 According to Emily she “wrote for a newspaper syndicate and did a good deal of feature writing for McClure’s, (where she wrote an article on Mark Twain)  and for the St. Louis newspapers.”  She contributed to “Current Literature,” “Cosmopolitan,” “Country Life,” “Current Magazine,” “The Open Court,” “Philistine,” “Atlantic Monthly,” and others.  She wrote one novel that was published in the “Sunday Associated Magazine of Chicago,” entitled “Chriskios —Divine Healer.”  For two years she wrote “Art and Home Decorations for Beautiful Homes.” published monthly in St. Louis.  She contributed ten chapters of the “Women’s Atheneum” part of a work in ten volumes which covers every phase of woman’s activity, including themes as Art in Dress; Art in Home Decorations; The History and Study of Art; Women as Writers; The Teaching Profession for Women; The Ethics of Handiwork for Women.

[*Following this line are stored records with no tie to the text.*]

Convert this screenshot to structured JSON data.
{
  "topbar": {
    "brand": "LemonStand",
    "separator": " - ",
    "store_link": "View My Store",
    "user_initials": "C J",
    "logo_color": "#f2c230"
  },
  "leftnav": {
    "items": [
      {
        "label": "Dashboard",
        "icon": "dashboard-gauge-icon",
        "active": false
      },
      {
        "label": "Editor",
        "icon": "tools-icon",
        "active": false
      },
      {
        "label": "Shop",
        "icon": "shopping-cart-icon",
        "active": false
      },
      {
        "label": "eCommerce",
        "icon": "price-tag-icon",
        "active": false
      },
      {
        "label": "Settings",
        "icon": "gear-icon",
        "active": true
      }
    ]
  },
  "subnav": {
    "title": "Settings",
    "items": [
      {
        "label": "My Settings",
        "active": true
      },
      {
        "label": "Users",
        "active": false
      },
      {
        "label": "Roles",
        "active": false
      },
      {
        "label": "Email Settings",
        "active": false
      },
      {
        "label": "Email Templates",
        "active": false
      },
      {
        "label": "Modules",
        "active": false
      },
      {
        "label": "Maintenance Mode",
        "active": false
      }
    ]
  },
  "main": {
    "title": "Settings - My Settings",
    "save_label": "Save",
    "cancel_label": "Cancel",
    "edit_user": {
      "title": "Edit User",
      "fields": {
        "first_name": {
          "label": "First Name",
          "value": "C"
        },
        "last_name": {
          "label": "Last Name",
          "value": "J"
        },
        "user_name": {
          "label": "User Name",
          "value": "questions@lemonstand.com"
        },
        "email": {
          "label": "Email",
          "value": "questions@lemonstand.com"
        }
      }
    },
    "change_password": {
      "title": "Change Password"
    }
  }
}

She was art editor of the  St. Louis Globe-Democrat. and was published for four years as the “Mysterious Woman About Town.”  At one time she wrote the “Saturday Dinner Sketches,” using the name of “Frank Harwin.”    In an article in the Oakland Tribune published on September 10, 1922 Emily is quoted as saying, “It has been part of my job, all through my newspaper work, to consult with women’s clubs, to advise them on their programs and I have come to know personally most of the big women in such organizations in Missouri and in other states.” 

Mrs. Hutchings was also on the publicity staff of the General Press Bureau during the 1904 World Fair in St. Louis as Chief Feature Writer “and in that capacity she sent out articles in seven languages. She wrote a story a day for twenty-four weeks which were printed all over the world.  In their preparation she interviewed practically every official and head of the department connected with the fair.   She was the last member of the press bureau to be dropped after the Fair had been disbanded.  She was reported to be a lecturer and librarian of the St. Louis School of Fine Arts.   Mrs. Hutchings has also done much work for ‘The Mirror” along the line of art criticisms, municipal improvement work, etc.  It is interesting to know that she made inspections in the Industrial School, publishing the facts in that paper which four years later were proven by municipal investigation to be absolutely correct, and the city officials who scorned her actions at the time were the first to make apologies when they found her reports to have been verified..”

For two years she was on the editorial staff of the “Valley Magazine,” taking the Children’s and Domestic Science departments.  She prepared about one-half of the first issue of “Myerson’s American Family Magazine,” using seven pen names, and was on the staff for one year.  Emily is reported to have stated, “In my childhood I wanted to be a physician; but the first time I saw a cadaver, I fainted.  That settled my career.  My brother, who is a surgeon, laughed at me.  So I took to literature instead.”

Emily’s mother, Margaret Schmidt did train as a physician to “make herself more useful” to  her husband as he contemplated a missionary appointment in Japan but “in those days the rights of womankind were disregarded by medical colleges and she was not allowed to take a degree .”  Although her husband did not become a missionary due to poor health, Margaret Schmidt’s services as a physician “were soon in great demand in the vicinity of her home and she was recognized by all as a physician of ability.  Her field of labor widened and at last she had clientele not exceeded by any other practitioner in Hannibal (Missouri).  She continued in professional work until declining years led to her withdrawal from active practice .”

Emily Hutchings died at home in St. Louis in 1960 and poignantly, after such an outstanding career, obituaries remembered her as little more than the widow of Edwin Hutchings.  No mentions were made of her literary career or love affair with the Ouija board or spiritualism.